A deadlift is the most basic exercise anyone can do. Bending down and picking a weight up off the floor is the one weight training exercise that mimics everyday real life situations. » Read more
With so much hyped up information and bogus “breakthrough” exercise methods popping up all the time, most lifters seem to have lost sight of the basics.
While the basics may not be as flashy and exciting as what most of the “other guys” out there promote, they’ll pack raw muscle size and strength on to your body faster than any other method you’ll come across.
In this article I am simply going to list each major muscle group on the body, along with some basic tips for building that muscle as quickly and efficiently as possible. Nothing “revolutionary” or “innovative” here… Just the bare-bones truth about building muscle fast.
Let’s get right to it. » Read more
1. Lift Weights For No More Than Three to Four Days Per Week
Doing so is not only unnecessary but can quickly lead to over-training, especially if you are doing other physical activities such as cardio or playing recreational sports on a regular basis.
2. Limit Your Workouts to 30-45 Minutes and 15-20 Total Sets
If you can’t build muscle and gain strength in that time frame then I’d say you are half assing it. You have to remember that results are greatest when energy levels and mental focus are at their highest. That is during the first 30-45 minutes of your workout. Going beyond that point causes both of these to plummet. » Read more
Gaining weight is considered to be much harder than the process of losing it. Underweight people require special medical supervision to build up required body mass.

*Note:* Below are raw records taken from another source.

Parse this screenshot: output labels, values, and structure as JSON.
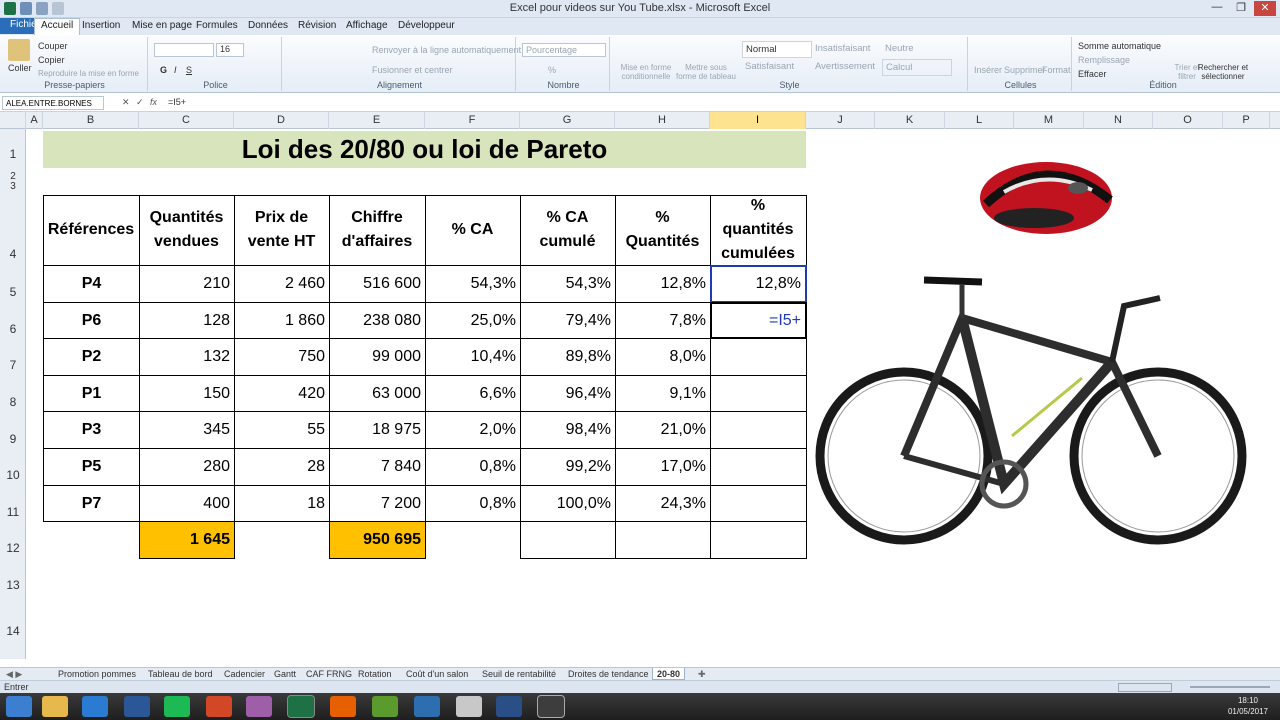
{
  "window": {
    "title": "Excel pour videos sur You Tube.xlsx - Microsoft Excel"
  },
  "ribbon_tabs": [
    "Fichier",
    "Accueil",
    "Insertion",
    "Mise en page",
    "Formules",
    "Données",
    "Révision",
    "Affichage",
    "Développeur"
  ],
  "ribbon": {
    "clipboard": {
      "paste": "Coller",
      "cut": "Couper",
      "copy": "Copier",
      "format_painter": "Reproduire la mise en forme",
      "label": "Presse-papiers"
    },
    "font": {
      "size": "16",
      "label": "Police"
    },
    "alignment": {
      "wrap": "Renvoyer à la ligne automatiquement",
      "merge": "Fusionner et centrer",
      "label": "Alignement"
    },
    "number": {
      "format": "Pourcentage",
      "label": "Nombre"
    },
    "styles": {
      "conditional": "Mise en forme conditionnelle",
      "table": "Mettre sous forme de tableau",
      "normal": "Normal",
      "insuffisant": "Insatisfaisant",
      "neutre": "Neutre",
      "satisfaisant": "Satisfaisant",
      "avertissement": "Avertissement",
      "calcul": "Calcul",
      "label": "Style"
    },
    "cells": {
      "insert": "Insérer",
      "delete": "Supprimer",
      "format": "Format",
      "label": "Cellules"
    },
    "editing": {
      "autosum": "Somme automatique",
      "fill": "Remplissage",
      "clear": "Effacer",
      "sort": "Trier et filtrer",
      "find": "Rechercher et sélectionner",
      "label": "Édition"
    }
  },
  "formula_bar": {
    "name_box": "ALEA.ENTRE.BORNES",
    "fx": "fx",
    "formula": "=I5+"
  },
  "columns": [
    "A",
    "B",
    "C",
    "D",
    "E",
    "F",
    "G",
    "H",
    "I",
    "J",
    "K",
    "L",
    "M",
    "N",
    "O",
    "P"
  ],
  "rows": [
    "1",
    "2",
    "3",
    "4",
    "5",
    "6",
    "7",
    "8",
    "9",
    "10",
    "11",
    "12",
    "13",
    "14"
  ],
  "sheet": {
    "title": "Loi des 20/80 ou loi de Pareto",
    "headers": [
      "Références",
      "Quantités vendues",
      "Prix de vente HT",
      "Chiffre d'affaires",
      "% CA",
      "% CA cumulé",
      "% Quantités",
      "% quantités cumulées"
    ],
    "data": [
      [
        "P4",
        "210",
        "2 460",
        "516 600",
        "54,3%",
        "54,3%",
        "12,8%",
        "12,8%"
      ],
      [
        "P6",
        "128",
        "1 860",
        "238 080",
        "25,0%",
        "79,4%",
        "7,8%",
        "=I5+"
      ],
      [
        "P2",
        "132",
        "750",
        "99 000",
        "10,4%",
        "89,8%",
        "8,0%",
        ""
      ],
      [
        "P1",
        "150",
        "420",
        "63 000",
        "6,6%",
        "96,4%",
        "9,1%",
        ""
      ],
      [
        "P3",
        "345",
        "55",
        "18 975",
        "2,0%",
        "98,4%",
        "21,0%",
        ""
      ],
      [
        "P5",
        "280",
        "28",
        "7 840",
        "0,8%",
        "99,2%",
        "17,0%",
        ""
      ],
      [
        "P7",
        "400",
        "18",
        "7 200",
        "0,8%",
        "100,0%",
        "24,3%",
        ""
      ]
    ],
    "totals": {
      "quantity": "1 645",
      "revenue": "950 695"
    }
  },
  "sheet_tabs": [
    "Promotion pommes",
    "Tableau de bord",
    "Cadencier",
    "Gantt",
    "CAF FRNG",
    "Rotation",
    "Coût d'un salon",
    "Seuil de rentabilité",
    "Droites de tendance",
    "20-80"
  ],
  "status": {
    "mode": "Entrer"
  },
  "clock": {
    "time": "18:10",
    "date": "01/05/2017"
  },
  "colors": {
    "title_fill": "#d8e4bc",
    "total_fill": "#ffc000",
    "formula_ref": "#1f3ab5",
    "accent": "#2a6ebb"
  }
}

Eating the food one likes is the simplest remedy to gain weight, as this will gradually increase the calorie content of the body, which in turn leads helps a person put on weight.
The causes for being underweight

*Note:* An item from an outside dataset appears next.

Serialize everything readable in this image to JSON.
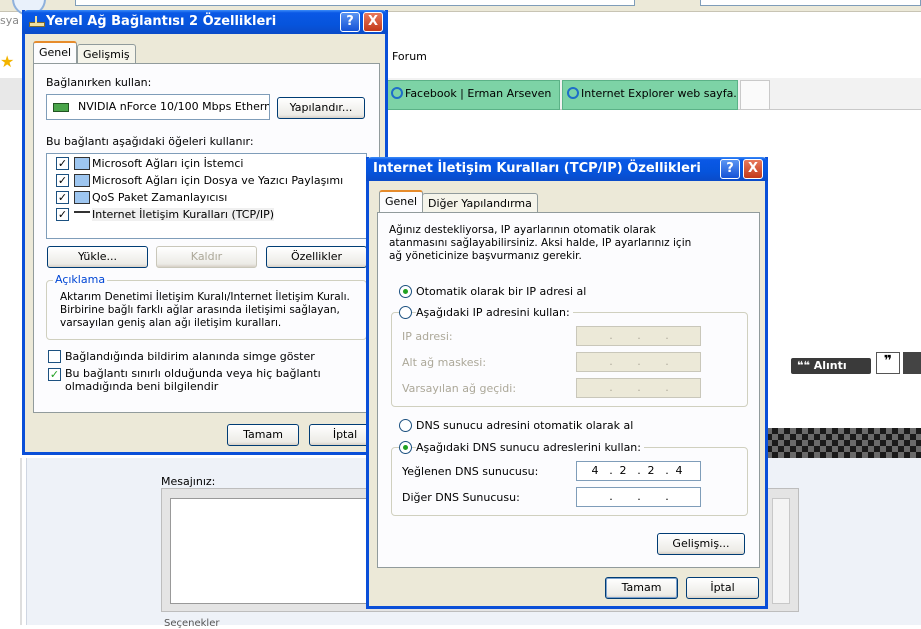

There are several reasons that might cause a person to be underweight. While certain medical conditions are a major contributing factor, other instances may include genetic disorders, malabsorption of nutrients, disturbance or loss of appetite, and psychological issues. Those with genetic deficiencies are born with fewer fat cells and find it rather hard to consume the necessary amount of food and gain weight. » Read more
What are the chest muscles?

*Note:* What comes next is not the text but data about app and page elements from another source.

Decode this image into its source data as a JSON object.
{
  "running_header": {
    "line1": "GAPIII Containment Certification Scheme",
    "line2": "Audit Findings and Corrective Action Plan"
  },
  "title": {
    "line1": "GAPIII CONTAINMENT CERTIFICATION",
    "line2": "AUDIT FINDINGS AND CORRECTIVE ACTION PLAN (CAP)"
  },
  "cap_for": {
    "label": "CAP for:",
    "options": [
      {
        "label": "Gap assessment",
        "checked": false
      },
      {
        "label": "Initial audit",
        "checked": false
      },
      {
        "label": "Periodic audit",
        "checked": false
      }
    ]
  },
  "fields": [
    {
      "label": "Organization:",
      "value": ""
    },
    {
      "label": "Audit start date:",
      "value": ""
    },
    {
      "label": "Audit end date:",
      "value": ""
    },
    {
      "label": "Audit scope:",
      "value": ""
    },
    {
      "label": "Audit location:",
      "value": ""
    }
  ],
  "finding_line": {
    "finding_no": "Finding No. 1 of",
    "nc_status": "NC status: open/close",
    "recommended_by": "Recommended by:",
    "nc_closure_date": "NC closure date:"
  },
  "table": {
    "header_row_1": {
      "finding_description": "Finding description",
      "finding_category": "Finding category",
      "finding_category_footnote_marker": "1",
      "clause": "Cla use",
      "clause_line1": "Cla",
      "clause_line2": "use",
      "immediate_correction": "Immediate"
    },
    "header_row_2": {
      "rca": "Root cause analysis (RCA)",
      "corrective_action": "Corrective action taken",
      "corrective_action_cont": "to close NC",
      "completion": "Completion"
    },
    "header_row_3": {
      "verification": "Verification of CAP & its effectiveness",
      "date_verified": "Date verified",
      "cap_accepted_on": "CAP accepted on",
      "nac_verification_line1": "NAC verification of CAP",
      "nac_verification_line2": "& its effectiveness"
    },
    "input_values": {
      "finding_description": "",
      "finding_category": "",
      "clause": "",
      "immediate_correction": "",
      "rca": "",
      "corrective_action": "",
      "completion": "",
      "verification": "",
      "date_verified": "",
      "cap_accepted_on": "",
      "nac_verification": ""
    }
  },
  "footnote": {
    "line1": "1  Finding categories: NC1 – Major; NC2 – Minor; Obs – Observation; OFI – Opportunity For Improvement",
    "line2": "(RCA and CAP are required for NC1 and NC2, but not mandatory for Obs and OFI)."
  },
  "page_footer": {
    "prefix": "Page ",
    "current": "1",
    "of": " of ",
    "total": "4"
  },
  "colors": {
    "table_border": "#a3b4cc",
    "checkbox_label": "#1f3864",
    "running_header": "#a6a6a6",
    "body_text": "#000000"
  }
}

The chest muscles are the pectoralis major and pectoralis minor, hence the popular slang, ‘pecs’ in reference to the chest. The bigger of the two, the pectoralis major covers the sternum, the clavicle and joins the shoulders to the upper arms. The pectoralis minor is below the pectoralis major.
What do these muscles do?
The chest muscles are responsible for moving the arms in and out, that is close to the body and away the body, as well as rotation of the shoulders and shrugging. Chest muscles are also important for good posture.
Chest workouts are an important part of the exercise routine for certain groups of sports people: tennis players, swimmers, rugby players and any other sport where you have to lift or throw an object. » Read more
What are dips?
Dips tend to work a number of muscle groups at the same time, namely, shoulders, chest and arms (triceps). Dips are a resistance form of bodybuilding exercise that use a pushing motion to achieve the desired results. Dips are performed on various types of exercise machines and equipment, namely, parallel bars; power rings (used by gymnasts) chin dip and chest dip machines.
Techniques for performing dips
The techniques for performing dips are dependent on the types of dips being done. There are different types depending on the primary area being worked, chest dips, triceps dips for the arms, bench dips, the parallel bar dip and best of all, the free standing dip. » Read more